Arno Rasek (Chief Economist, Bundeskartellamt) commented on Gans’ paper. Overall, Rasek found the paper’s results plausible and appreciated that these were based on rather simple assumptions. He agreed with the paper’s first recommendation, adding that we should question even regulations that impede sharing and hinder platform entry. He also agreed with second recommendation, as limiting interoperability has clear anti-competitive effects. Beyong advocacy there may be scope for antitrust enforcement, e.g. if the platform operator uses exclusivity clauses and/or platform parity clauses. Rasek also agreed with the third suggestion in principle, but found it of limited practical relevance. Finally, he agreed with the fourth recommendation, but found it challenging to communicate the idea to policy makers when there is currently no diversity of business models.
Sofia Ranchordas (Leiden University) presented the seminars fifth and last paper. The author identified two types of sharing in the sharing economy: true collaborative sharing, promoting intermediated, sustainable peer-to-peer exchanges on the one hand, and a quasi-sharing model that is more commercial in character.
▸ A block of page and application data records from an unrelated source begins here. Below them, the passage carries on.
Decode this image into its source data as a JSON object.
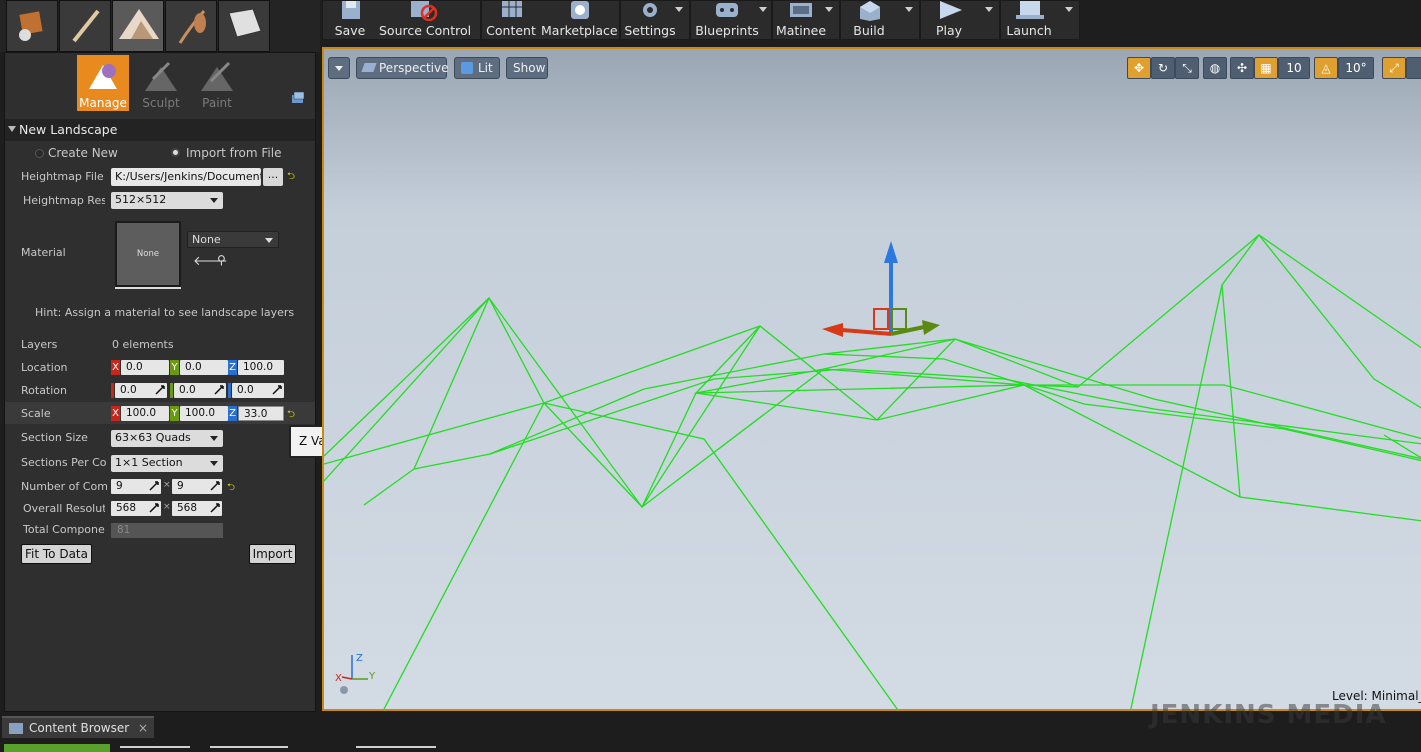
{
  "mode_tabs": [
    "place-mode-icon",
    "paint-mode-icon",
    "landscape-mode-icon",
    "foliage-mode-icon",
    "geometry-mode-icon"
  ],
  "tools": {
    "manage": "Manage",
    "sculpt": "Sculpt",
    "paint": "Paint"
  },
  "section": {
    "title": "New Landscape"
  },
  "radios": {
    "create_new": "Create New",
    "import_file": "Import from File"
  },
  "props": {
    "heightmap_file_label": "Heightmap File",
    "heightmap_file_value": "K:/Users/Jenkins/Document",
    "browse_label": "...",
    "heightmap_res_label": "Heightmap Resolution",
    "heightmap_res_value": "512×512",
    "material_label": "Material",
    "material_thumb": "None",
    "material_combo": "None",
    "hint": "Hint: Assign a material to see landscape layers",
    "layers_label": "Layers",
    "layers_value": "0 elements",
    "location_label": "Location",
    "location": {
      "x": "0.0",
      "y": "0.0",
      "z": "100.0"
    },
    "rotation_label": "Rotation",
    "rotation": {
      "x": "0.0",
      "y": "0.0",
      "z": "0.0"
    },
    "scale_label": "Scale",
    "scale": {
      "x": "100.0",
      "y": "100.0",
      "z": "33.0"
    },
    "section_size_label": "Section Size",
    "section_size_value": "63×63 Quads",
    "sections_per_label": "Sections Per Component",
    "sections_per_value": "1×1 Section",
    "num_comp_label": "Number of Components",
    "num_comp": {
      "x": "9",
      "y": "9"
    },
    "overall_res_label": "Overall Resolution",
    "overall_res": {
      "x": "568",
      "y": "568"
    },
    "total_comp_label": "Total Components",
    "total_comp_value": "81",
    "times": "×",
    "fit_button": "Fit To Data",
    "import_button": "Import"
  },
  "axes": {
    "x": "X",
    "y": "Y",
    "z": "Z"
  },
  "tooltip": "Z Value",
  "toolbar": {
    "save": "Save",
    "source_control": "Source Control",
    "content": "Content",
    "marketplace": "Marketplace",
    "settings": "Settings",
    "blueprints": "Blueprints",
    "matinee": "Matinee",
    "build": "Build",
    "play": "Play",
    "launch": "Launch"
  },
  "viewport": {
    "perspective": "Perspective",
    "lit": "Lit",
    "show": "Show",
    "grid_snap": "10",
    "rot_snap": "10°",
    "level": "Level:  Minimal_D"
  },
  "bottom": {
    "content_browser": "Content Browser",
    "close": "×"
  },
  "colors": {
    "accent_orange": "#e88a1e",
    "wireframe_green": "#22dd22",
    "sky_top": "#9ea9b5",
    "sky_bottom": "#cfd8e2"
  }
}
There are a few reasons why regulation of the sharing economy may be legitimate, such as public safety, consumer protection, privacy and security, access to universal and non-discriminatory services, insufficiency of reputational mechanisms. The author argued for an initial grace period and temporary rules, as well as introducing new, specific and flexible rules rather than applying outdated rules.
According to Ranchordas, the truly sharing economy has both pros and cons. The former are increased diversity and lower prices. The latter is surge pricing, which may be anti-competitive. The quasi-sharing economy also has pros and cons. The former include convenience, flexibility, uniformity, quality of services, reliability of services, and efficient match of supply and demand. The cons include a growth of the informal economy, tax evasion, and the disappearance of original idea of sharing underused goods.
Tara Koslov (Federal Trade Commission) was the discussant of the last paper. She called for a nuanced approach that would create a regulatory framework capturing the difference between extreme cases, such as for instance renting a property a few weeks per year and owning several properties that are constantly rented out. Caution was called for regarding trying to fit the sharing economy into existing sectoral regulations, especially if those are actively designed to keep out new entrants. The benchmark for regulating the sharing economy ought to be a counterfactual in which no regulation exists, or where the current regulations apply. If reputational mechanisms can fill the gap, then regulation ought to be unnecessary. Moreover, regulators should keep in mind that perhaps some practices, for instance surge pricing, supress intrabrand competition, but they may increase interbrand competition. According to Koslov, whoever introduces regulation should have the burden to show that there is a legitimate risk to address and that the regulatory response to that risk is calibrated accordingly.
Arvid Fredenberg (Chief Economist, Swedish Competition Authority) closed the seminar by presenting next year’s topic, which will be “The Pros and Cons of Market Definition”.